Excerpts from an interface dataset
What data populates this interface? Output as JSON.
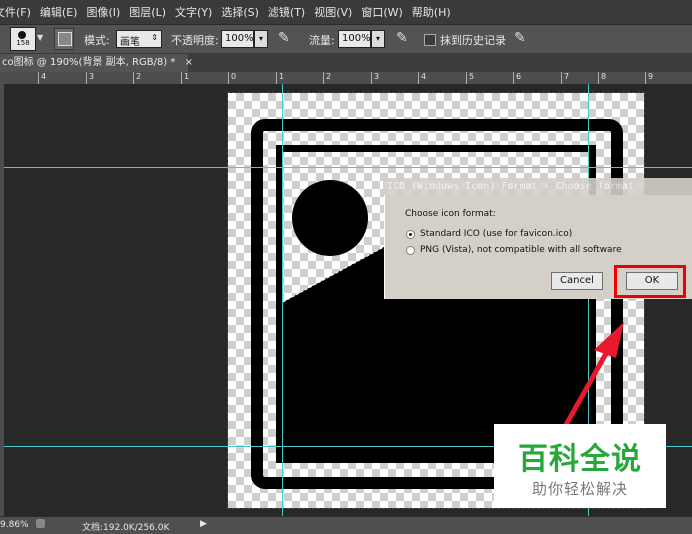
{
  "menubar": {
    "items": [
      "文件(F)",
      "编辑(E)",
      "图像(I)",
      "图层(L)",
      "文字(Y)",
      "选择(S)",
      "滤镜(T)",
      "视图(V)",
      "窗口(W)",
      "帮助(H)"
    ]
  },
  "options": {
    "brush_size": "158",
    "mode_label": "模式:",
    "mode_value": "画笔",
    "opacity_label": "不透明度:",
    "opacity_value": "100%",
    "flow_label": "流量:",
    "flow_value": "100%",
    "erase_history_label": "抹到历史记录"
  },
  "document": {
    "tab_title": "co图标 @ 190%(背景 副本, RGB/8) *",
    "close_glyph": "×"
  },
  "ruler": {
    "labels": [
      "4",
      "3",
      "2",
      "1",
      "0",
      "1",
      "2",
      "3",
      "4",
      "5",
      "6",
      "7",
      "8",
      "9"
    ]
  },
  "dialog": {
    "title": "ICO (Windows Icon) Format - Choose format",
    "prompt": "Choose icon format:",
    "options": [
      "Standard ICO (use for favicon.ico)",
      "PNG (Vista), not compatible with all software"
    ],
    "selected_index": 0,
    "cancel_label": "Cancel",
    "ok_label": "OK"
  },
  "watermark": {
    "title": "百科全说",
    "subtitle": "助你轻松解决"
  },
  "status": {
    "zoom": "9.86%",
    "doc_info": "文档:192.0K/256.0K"
  },
  "colors": {
    "guide": "#4cc9cc",
    "highlight": "#e00000",
    "arrow": "#e8192c",
    "watermark_green": "#27a83a"
  }
}
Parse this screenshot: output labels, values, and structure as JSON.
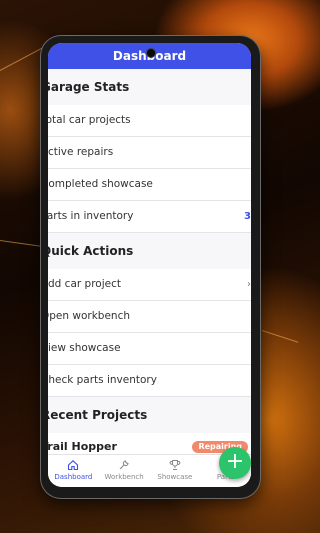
{
  "appbar": {
    "title": "Dashboard"
  },
  "garage_stats": {
    "title": "Garage Stats",
    "rows": [
      {
        "label": "Total car projects",
        "value": ""
      },
      {
        "label": "Active repairs",
        "value": ""
      },
      {
        "label": "Completed showcase",
        "value": ""
      },
      {
        "label": "Parts in inventory",
        "value": "3"
      }
    ]
  },
  "quick_actions": {
    "title": "Quick Actions",
    "rows": [
      {
        "label": "Add car project"
      },
      {
        "label": "Open workbench"
      },
      {
        "label": "View showcase"
      },
      {
        "label": "Check parts inventory"
      }
    ]
  },
  "recent_projects": {
    "title": "Recent Projects",
    "items": [
      {
        "name": "Trail Hopper",
        "status": "Repairing"
      }
    ]
  },
  "fab": {
    "icon": "plus-icon",
    "symbol": "+"
  },
  "bottom_nav": {
    "items": [
      {
        "label": "Dashboard",
        "icon": "home-icon"
      },
      {
        "label": "Workbench",
        "icon": "wrench-icon"
      },
      {
        "label": "Showcase",
        "icon": "trophy-icon"
      },
      {
        "label": "Parts",
        "icon": "grid-icon"
      }
    ]
  },
  "colors": {
    "accent": "#3f51e6",
    "fab": "#2bc46a",
    "badge": "#f08a6b"
  }
}
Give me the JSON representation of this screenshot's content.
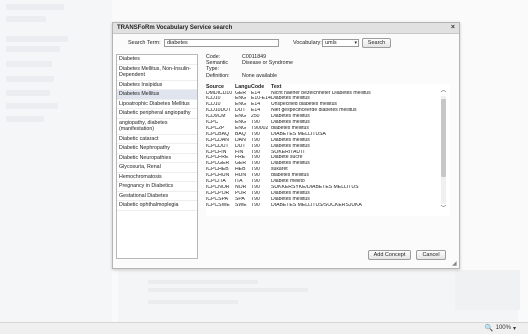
{
  "dialog": {
    "title": "TRANSFoRm Vocabulary Service search",
    "close_label": "×",
    "search_term_label": "Search Term:",
    "search_term_value": "diabetes",
    "vocabulary_label": "Vocabulary:",
    "vocabulary_value": "umls",
    "search_button": "Search",
    "add_concept_button": "Add Concept",
    "cancel_button": "Cancel"
  },
  "results": [
    "Diabetes",
    "Diabetes Mellitus, Non-Insulin-Dependent",
    "Diabetes Insipidus",
    "Diabetes Mellitus",
    "Lipoatrophic Diabetes Mellitus",
    "Diabetic peripheral angiopathy",
    "angiopathy, diabetes (manifestation)",
    "Diabetic cataract",
    "Diabetic Nephropathy",
    "Diabetic Neuropathies",
    "Glycosuria, Renal",
    "Hemochromatosis",
    "Pregnancy in Diabetics",
    "Gestational Diabetes",
    "Diabetic ophthalmoplegia"
  ],
  "selected_result_index": 3,
  "details": {
    "code_label": "Code:",
    "code_value": "C0011849",
    "semantic_type_label": "Semantic Type:",
    "semantic_type_value": "Disease or Syndrome",
    "definition_label": "Definition:",
    "definition_value": "None available"
  },
  "codes_table": {
    "headers": [
      "Source",
      "Language",
      "Code",
      "Text"
    ],
    "rows": [
      [
        "DMDICD10",
        "GER",
        "E14",
        "Nicht naeher bezeichneter Diabetes mellitus"
      ],
      [
        "ICD10",
        "ENG",
        "E10-E14.9",
        "Diabetes mellitus"
      ],
      [
        "ICD10",
        "ENG",
        "E14",
        "Unspecified diabetes mellitus"
      ],
      [
        "ICD10DUT",
        "DUT",
        "E14",
        "Niet gespecificeerde diabetes mellitus"
      ],
      [
        "ICD9CM",
        "ENG",
        "250",
        "Diabetes mellitus"
      ],
      [
        "ICPC",
        "ENG",
        "T90",
        "Diabetes mellitus"
      ],
      [
        "ICPC2P",
        "ENG",
        "T90002",
        "diabetes mellitus"
      ],
      [
        "ICPCBAQ",
        "BAQ",
        "T90",
        "DIABETES MELLITUSA"
      ],
      [
        "ICPCDAN",
        "DAN",
        "T90",
        "Diabetes mellitus"
      ],
      [
        "ICPCDUT",
        "DUT",
        "T90",
        "Diabetes mellitus"
      ],
      [
        "ICPCFIN",
        "FIN",
        "T90",
        "SOKERITAUTI"
      ],
      [
        "ICPCFRE",
        "FRE",
        "T90",
        "Diabete sucre"
      ],
      [
        "ICPCGER",
        "GER",
        "T90",
        "Diabetes mellitus"
      ],
      [
        "ICPCHEB",
        "HEB",
        "T90",
        "sukaret"
      ],
      [
        "ICPCHUN",
        "HUN",
        "T90",
        "diabetes mellitus"
      ],
      [
        "ICPCITA",
        "ITA",
        "T90",
        "Diabete mellito"
      ],
      [
        "ICPCNOR",
        "NOR",
        "T90",
        "SUKKERSYKE/DIABETES MELLITUS"
      ],
      [
        "ICPCPOR",
        "POR",
        "T90",
        "Diabetes mellitus"
      ],
      [
        "ICPCSPA",
        "SPA",
        "T90",
        "Diabetes mellitus"
      ],
      [
        "ICPCSWE",
        "SWE",
        "T90",
        "DIABETES MELLITUS/SOCKERSJUKA"
      ]
    ]
  },
  "status_bar": {
    "zoom_label": "100%"
  }
}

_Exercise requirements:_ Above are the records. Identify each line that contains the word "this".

_The answer:_
What data populates this interface? Output as JSON.
Parse this screenshot: output labels, values, and structure as JSON.
Give me the JSON representation of this screenshot's content.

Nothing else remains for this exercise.